Flatliner Rod Shop owner transforms father’s hobby into a business
Brighton, Colo.—When Nick Pfannenstiel decided to turn his father’s hobby into a business, he left behind a job in an aviation parts department in Jefferson County. Pfannenstiel, who now owns and operates Flatliner Rod Shop, admits he knew nothing about cars back in 2006.
What he banked on was the reputation his father, Bill Pfannenstiel, had built in the Denver market, restoring cars as a hobby while he worked full time as a painter in a Front Range collision repair shop. When his dad began turning restoration business away, the younger Pfannenstiel saw a business opportunity.
The learning curve was steep, but “nothing teaches you faster than having to redo all the mistakes that are pointed out to you at the end of the day,” he said. “For me, it wasn’t so much the mechanical skill set as it was learning how to deal with people. You can be the best craftsman, but if you’re a jerk, nobody will want to do business with you.”
His shop is known primarily for paint and bodywork, Pfannenstiel said, but it also performs fabrication and is getting into more design work. Currently, he said, he’s working on a complete build, a modified 1966 Chevelle.
When it comes to paint, the shop will use whatever the customer wants, he said.
“We typically use Sherwin-Williams, PPG, or Axalta (DuPont) on high-end cars,” he said. “As for clear coats, the harder the better. Harder clears are better for show cars,” he said, noting that they resist swirls from polish and buffing.
Since the shop works on a variety of cars, it’s hard to use any single parts supplier, he said. “Many customers will do the research and bring in their own parts,” he said.
In many cases, other shops “will do mechanical and build the car, then bring it to us for body and paint,” he said, adding that good relationships with other shops makes working together much easier.
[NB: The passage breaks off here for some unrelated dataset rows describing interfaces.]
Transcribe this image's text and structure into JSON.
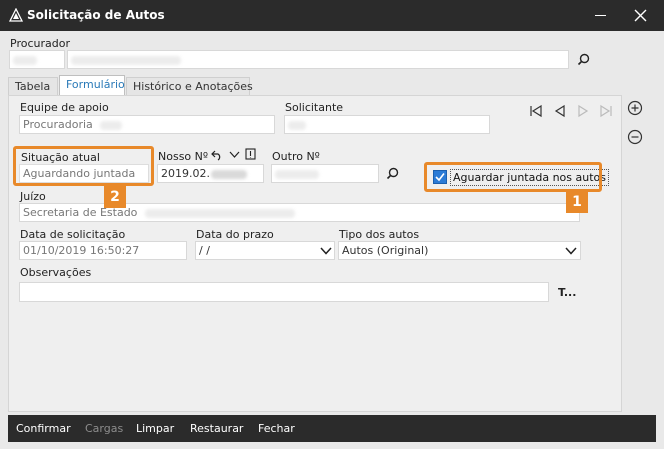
{
  "window": {
    "title": "Solicitação de Autos"
  },
  "procurador": {
    "label": "Procurador"
  },
  "tabs": [
    {
      "label": "Tabela"
    },
    {
      "label": "Formulário"
    },
    {
      "label": "Histórico e Anotações"
    }
  ],
  "form": {
    "equipe_label": "Equipe de apoio",
    "equipe_value": "Procuradoria",
    "solicitante_label": "Solicitante",
    "situacao_label": "Situação atual",
    "situacao_value": "Aguardando juntada",
    "nosso_label": "Nosso Nº",
    "nosso_value": "2019.02.",
    "outro_label": "Outro Nº",
    "aguardar_label": "Aguardar juntada nos autos",
    "aguardar_checked": true,
    "juizo_label": "Juízo",
    "juizo_value": "Secretaria de Estado",
    "data_solicitacao_label": "Data de solicitação",
    "data_solicitacao_value": "01/10/2019 16:50:27",
    "data_prazo_label": "Data do prazo",
    "data_prazo_value": " /  /",
    "tipo_label": "Tipo dos autos",
    "tipo_value": "Autos (Original)",
    "observacoes_label": "Observações",
    "text_tool_label": "T..."
  },
  "callouts": {
    "badge1": "1",
    "badge2": "2",
    "color": "#e8892a"
  },
  "footer": {
    "confirmar": "Confirmar",
    "cargas": "Cargas",
    "limpar": "Limpar",
    "restaurar": "Restaurar",
    "fechar": "Fechar"
  },
  "colors": {
    "titlebar": "#2b2b2b",
    "accent": "#2b7bd6",
    "tab_active_text": "#2a7ab8"
  }
}
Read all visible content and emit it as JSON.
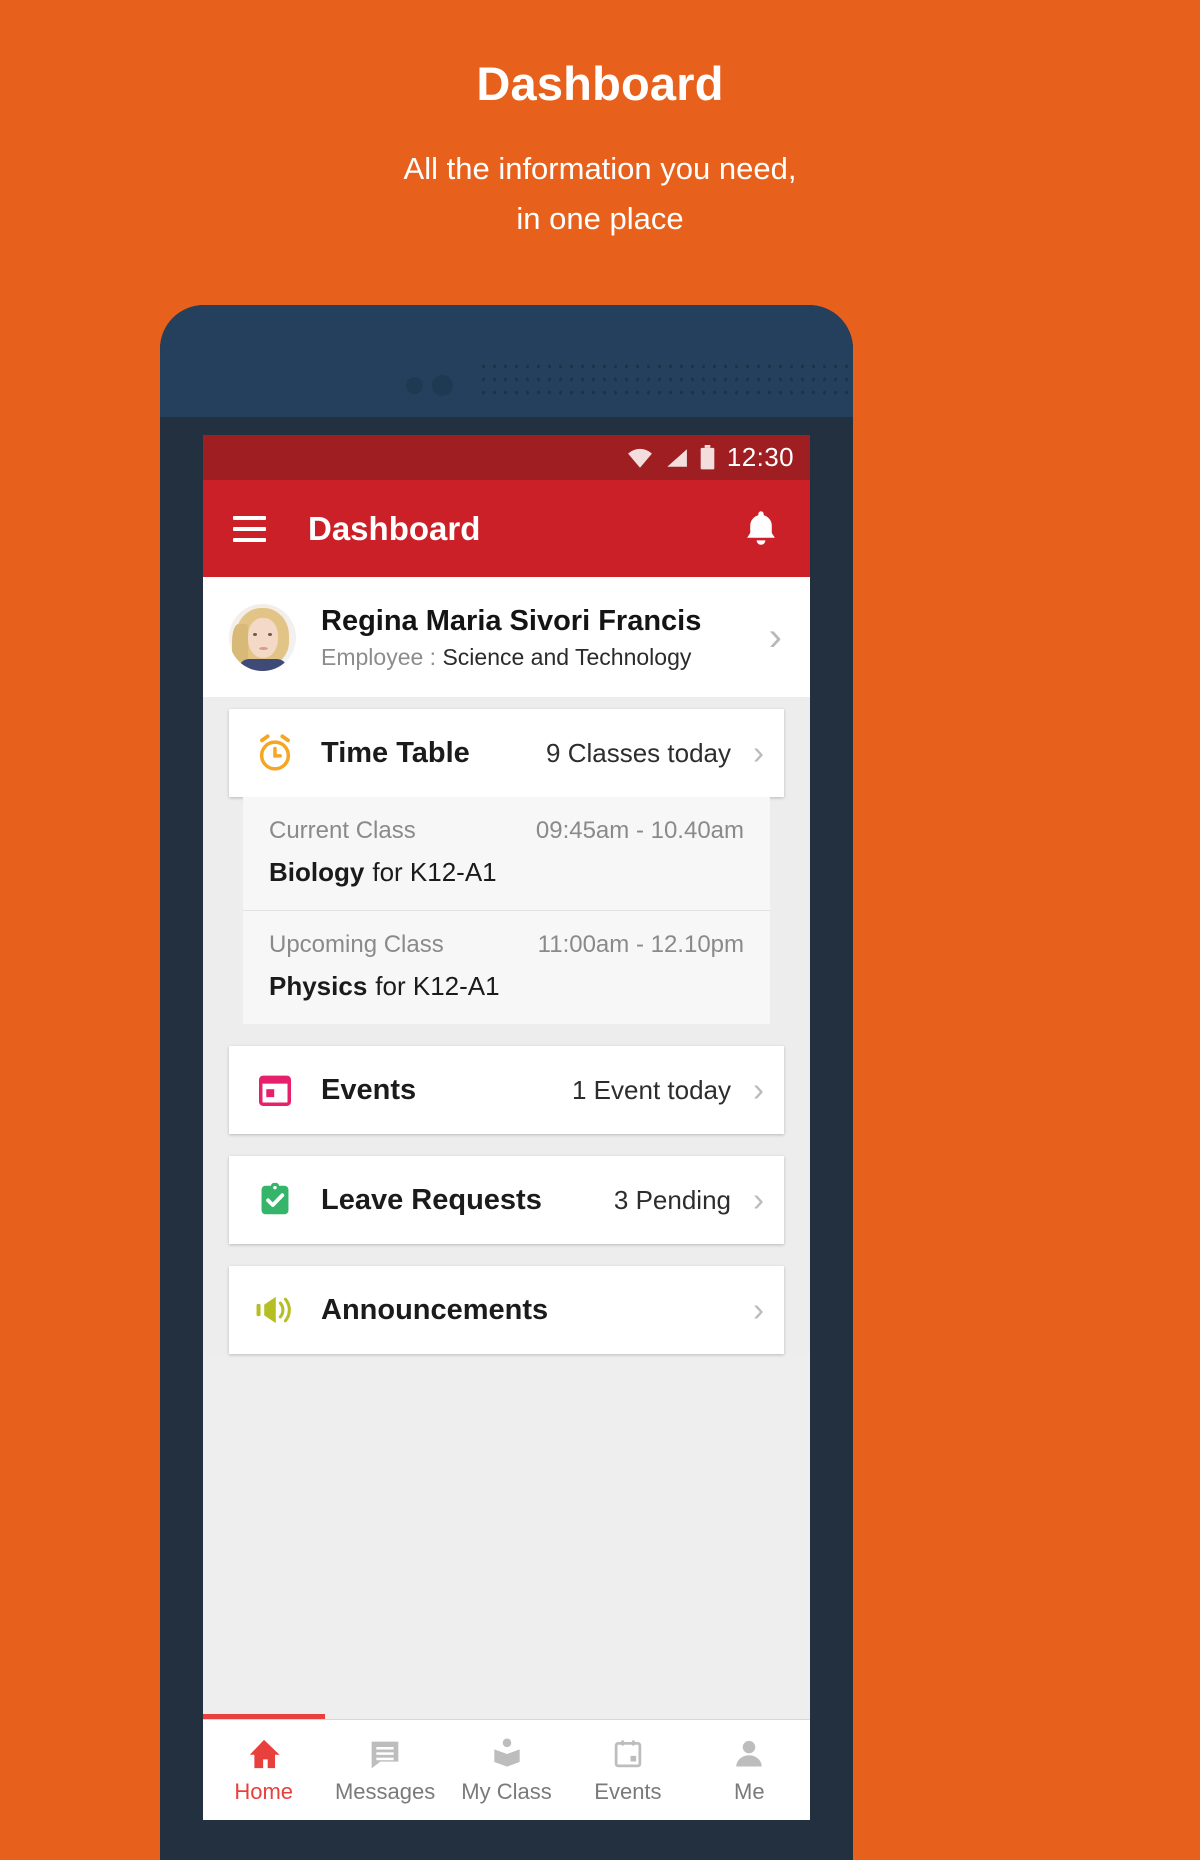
{
  "promo": {
    "title": "Dashboard",
    "subtitle_line1": "All the information you need,",
    "subtitle_line2": "in one place"
  },
  "colors": {
    "background": "#E8611C",
    "statusbar": "#9E1E22",
    "appbar": "#CB2027",
    "accent_red": "#E8403C",
    "timetable_icon": "#F5A623",
    "events_icon": "#E6206B",
    "leave_icon": "#34B56A",
    "announcements_icon": "#B5BE23",
    "phone_body": "#22303F",
    "phone_top": "#24405C"
  },
  "statusbar": {
    "time": "12:30",
    "icons": [
      "wifi-icon",
      "signal-icon",
      "battery-icon"
    ]
  },
  "appbar": {
    "menu_icon": "hamburger-menu-icon",
    "title": "Dashboard",
    "notification_icon": "bell-icon"
  },
  "profile": {
    "name": "Regina Maria Sivori Francis",
    "role_label": "Employee :",
    "department": "Science and Technology",
    "chevron": "›"
  },
  "cards": [
    {
      "id": "time-table",
      "icon": "alarm-clock-icon",
      "label": "Time Table",
      "meta": "9 Classes today",
      "chevron": "›"
    },
    {
      "id": "events",
      "icon": "calendar-icon",
      "label": "Events",
      "meta": "1 Event today",
      "chevron": "›"
    },
    {
      "id": "leave-requests",
      "icon": "clipboard-check-icon",
      "label": "Leave Requests",
      "meta": "3 Pending",
      "chevron": "›"
    },
    {
      "id": "announcements",
      "icon": "megaphone-icon",
      "label": "Announcements",
      "meta": "",
      "chevron": "›"
    }
  ],
  "timetable_detail": [
    {
      "kind": "Current Class",
      "time": "09:45am - 10.40am",
      "subject": "Biology",
      "section": "for K12-A1"
    },
    {
      "kind": "Upcoming Class",
      "time": "11:00am - 12.10pm",
      "subject": "Physics",
      "section": "for K12-A1"
    }
  ],
  "bottom_nav": {
    "items": [
      {
        "label": "Home",
        "icon": "home-icon",
        "active": true
      },
      {
        "label": "Messages",
        "icon": "message-icon",
        "active": false
      },
      {
        "label": "My Class",
        "icon": "book-icon",
        "active": false
      },
      {
        "label": "Events",
        "icon": "calendar-icon",
        "active": false
      },
      {
        "label": "Me",
        "icon": "person-icon",
        "active": false
      }
    ]
  }
}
Whether doing work for a customer or another shop, Pfannenstiel said that Flatliner places an emphasis on value.
“We try to give the customer more than what they pay for,” he said, which in some cases involves straightening out things that the customer isn’t aware of or doesn’t ask for. “Sometimes it puts us in a pinch financially, but that’s how we gain customers and recognition.”
The small, home-based shop has been recognized nationally for several of its cars.
The one that got the business off the ground was a ’32 Ford Roadster that Pfannenstiel built for himself and later sold to a hot-rod broker. That car, he said, eventually landed him on the cover of Hotrod & Restoration magazine in 2010. Other attention-getter cars that Flatliner worked on were a ’69 Camaro, which was featured in Camaro Performers magazine, a ’32 Ford five-window coupe in Street Rod Builder, and a ’59 Chevy Nomad in Chevy Classics and the Nomad Post publications.
A current restoration project that has gained attention is a Hatz-Bantam airplane, Pfannenstiel said. The build, featured on the shop’s website, flatlinerrodshop.com, draws quite a bit of traffic because Hatz-Bantam is a name that aviation enthusiasts recognize.
Currently in the works, he said, is a custom bush plane designed for camping in Colorado. If the concept works, he says, he plans to market and sell the plane throughout the western U.S.
Colorado car culture
Because of its climate and geographic location, Colorado “is right behind California when it comes to hot rods,” Pfannenstiel said, whose grandfather Chuck Pfannenstiel began racing hotrods in Colorado back in the ’50s.
Flatliner connects with customers and prospects through its Facebook page, an annual barbeque, and exhibits at GoodGuys in Loveland and NSRA Rocky Mountain Street Rod Nationals in Pueblo.
Pfannenstiel went out of his way to laud SEMA, whose legislative efforts, he said, are much appreciated by shop owners. “Any large association that puts itself between you and government regulation is worth the money,” he said. “Education is the answer, not regulation